Brussels, 20 March 2002
Latest figures for broadband access show a healthy rise in the number of people taking up the facility, but research indicates that Internet users are still unwilling to pay for online content.
By the end of 2001, more than 18 million people around the world had a DSL (digital subscriber line) connection, the most popular form of broadband access, with five million having a cable connection.
While the European Union has just six per cent of its households connected to a high speed broadband connection, moves by some Member States to make the service more accessible are paying off. In the UK, Internet service providers have seen a rise in take up since the reduction of prices. One example is BTopenworld's new broadband access product, which is now attracting between 8,000 and 10,000 new subscribers each week, following the introduction of a lower price. Since this price reduction, the number of broadband subscribers in the UK has almost doubled.
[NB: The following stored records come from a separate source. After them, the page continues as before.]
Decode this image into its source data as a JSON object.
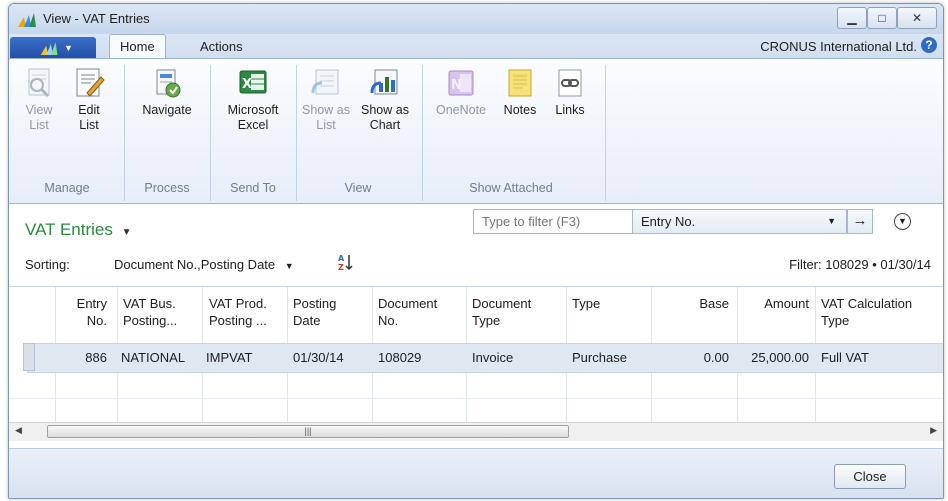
{
  "window": {
    "title": "View - VAT Entries"
  },
  "ribbon": {
    "tabs": [
      {
        "label": "Home"
      },
      {
        "label": "Actions"
      }
    ],
    "company": "CRONUS International Ltd.",
    "buttons": {
      "view_list": "View List",
      "edit_list": "Edit List",
      "navigate": "Navigate",
      "microsoft_excel": "Microsoft Excel",
      "show_as_list": "Show as List",
      "show_as_chart": "Show as Chart",
      "onenote": "OneNote",
      "notes": "Notes",
      "links": "Links"
    },
    "groups": {
      "manage": "Manage",
      "process": "Process",
      "send_to": "Send To",
      "view": "View",
      "show_attached": "Show Attached"
    }
  },
  "list": {
    "title": "VAT Entries",
    "filter_placeholder": "Type to filter (F3)",
    "filter_field": "Entry No.",
    "sorting_label": "Sorting:",
    "sorting_value": "Document No.,Posting Date",
    "filter_text": "Filter: 108029 • 01/30/14",
    "columns": [
      {
        "line1": "Entry",
        "line2": "No."
      },
      {
        "line1": "VAT Bus.",
        "line2": "Posting..."
      },
      {
        "line1": "VAT Prod.",
        "line2": "Posting ..."
      },
      {
        "line1": "Posting",
        "line2": "Date"
      },
      {
        "line1": "Document",
        "line2": "No."
      },
      {
        "line1": "Document",
        "line2": "Type"
      },
      {
        "line1": "Type",
        "line2": ""
      },
      {
        "line1": "Base",
        "line2": ""
      },
      {
        "line1": "Amount",
        "line2": ""
      },
      {
        "line1": "VAT Calculation",
        "line2": "Type"
      }
    ],
    "rows": [
      {
        "entry_no": "886",
        "vat_bus": "NATIONAL",
        "vat_prod": "IMPVAT",
        "posting_date": "01/30/14",
        "document_no": "108029",
        "document_type": "Invoice",
        "type": "Purchase",
        "base": "0.00",
        "amount": "25,000.00",
        "vat_calc_type": "Full VAT"
      }
    ]
  },
  "footer": {
    "close_label": "Close"
  },
  "colors": {
    "title_green": "#2b8a3e",
    "ribbon_blue": "#1f4ea5"
  }
}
In the Netherlands, broadband access is planned at 800 schools. This follows the announcement that US and Dutch firms are working together to ensure that the 800 schools and educational institutes outside urban centres benefit from a satellite system which will guarantee them broadband access.
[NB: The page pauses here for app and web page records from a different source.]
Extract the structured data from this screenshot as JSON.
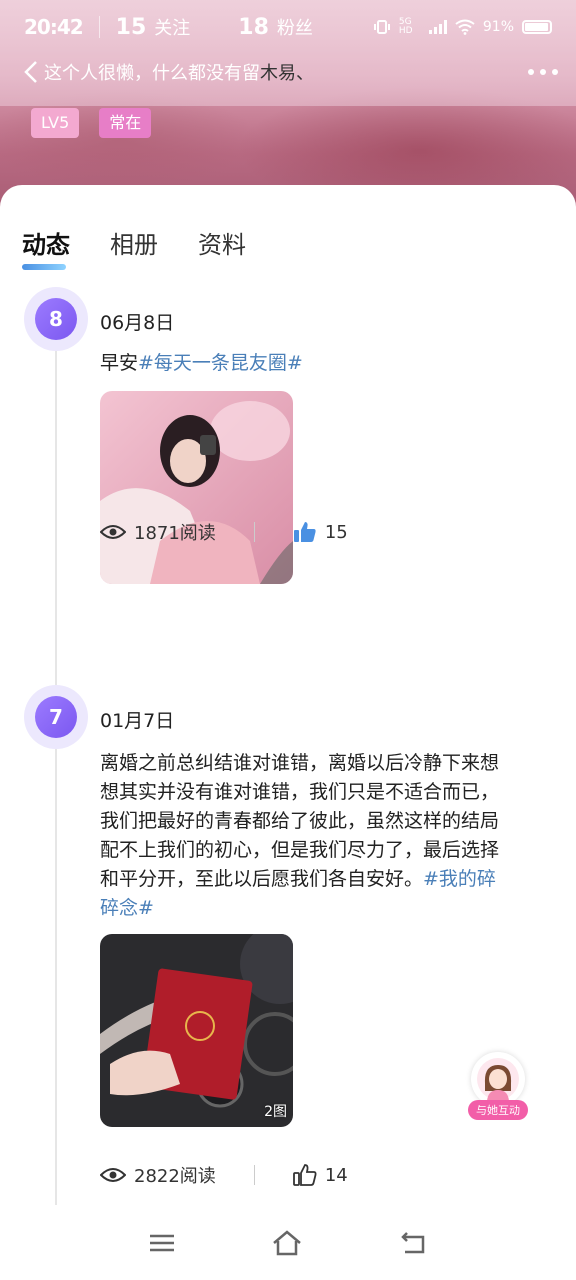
{
  "status_bar": {
    "time": "20:42",
    "network": "5G HD",
    "battery": "91%"
  },
  "header": {
    "stats": [
      {
        "num": "15",
        "label": "关注"
      },
      {
        "num": "18",
        "label": "粉丝"
      }
    ],
    "bio": "这个人很懒，什么都没有留",
    "nickname": "木易、",
    "tags": [
      "LV5",
      "常在"
    ]
  },
  "tabs": [
    "动态",
    "相册",
    "资料"
  ],
  "posts": [
    {
      "day": "8",
      "date": "06月8日",
      "text": "早安",
      "hashtag": "#每天一条昆友圈#",
      "views": "1871阅读",
      "likes": "15",
      "liked": true
    },
    {
      "day": "7",
      "date": "01月7日",
      "text": "离婚之前总纠结谁对谁错，离婚以后冷静下来想想其实并没有谁对谁错，我们只是不适合而已，我们把最好的青春都给了彼此，虽然这样的结局配不上我们的初心，但是我们尽力了，最后选择和平分开，至此以后愿我们各自安好。",
      "hashtag": "#我的碎碎念#",
      "image_count": "2图",
      "views": "2822阅读",
      "likes": "14",
      "liked": false
    }
  ],
  "interact": {
    "label": "与她互动"
  },
  "colors": {
    "accent": "#7b58f0",
    "hashtag": "#4a7fb8",
    "like": "#4a90e2",
    "tag_lv": "#f3a9d0",
    "tag_on": "#e77ec7"
  }
}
A new report compiled for the International telecommunications union has found that, while attempts to broaden the bandwidth in Europe continue, other areas of the world are still struggling with the basics. One of the most striking comparisons is that the 400,000 citizens of Luxembourg, who have more international bandwidth than the whole of Africa (population 760 million).
Meanwhile latest research indicates that most online adults cannot understand why anyone would pay for content. Some 70 per cent of respondents in a survey conducted by Jupiter Media Metrix questioned the need to pay for any online content. But 42 per cent said that they expect that, over time, people will be required to pay for content, a small reduction from the number who gave the same response in August 2000. Nonetheless, predicted revenues for 2006 from online content are 6.5 billion euro. The highest earners will be audio/video entertainment (681 million euro), adult content (454 million euro) and financial and business news (397 million euro).
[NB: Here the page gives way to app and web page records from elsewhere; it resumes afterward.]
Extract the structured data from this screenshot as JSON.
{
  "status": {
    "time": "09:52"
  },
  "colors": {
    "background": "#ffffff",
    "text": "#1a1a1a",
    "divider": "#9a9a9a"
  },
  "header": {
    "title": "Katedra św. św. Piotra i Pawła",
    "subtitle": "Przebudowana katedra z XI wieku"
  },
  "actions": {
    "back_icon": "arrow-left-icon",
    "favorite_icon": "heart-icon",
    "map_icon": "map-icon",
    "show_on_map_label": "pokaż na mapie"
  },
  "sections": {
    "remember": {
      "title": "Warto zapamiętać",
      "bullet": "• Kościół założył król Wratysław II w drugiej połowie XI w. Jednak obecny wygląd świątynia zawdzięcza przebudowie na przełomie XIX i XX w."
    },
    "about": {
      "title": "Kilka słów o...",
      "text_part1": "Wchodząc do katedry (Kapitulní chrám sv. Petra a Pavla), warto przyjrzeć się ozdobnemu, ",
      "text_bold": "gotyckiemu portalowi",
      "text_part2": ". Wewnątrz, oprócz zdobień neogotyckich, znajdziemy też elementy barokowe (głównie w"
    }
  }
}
'While there is money to be made in online content business, this latest survey and market forecast numbers indicate that the mass market still largely shuns anything that smells like a subscription online,' said David Card, vice-president of Jupiter. Feedback from another survey, conducted by PwC Consulting of 90 large Spanish companies, showed that nearly half of them were expecting to spend more than 3 million euro in e-business projects in the next three years.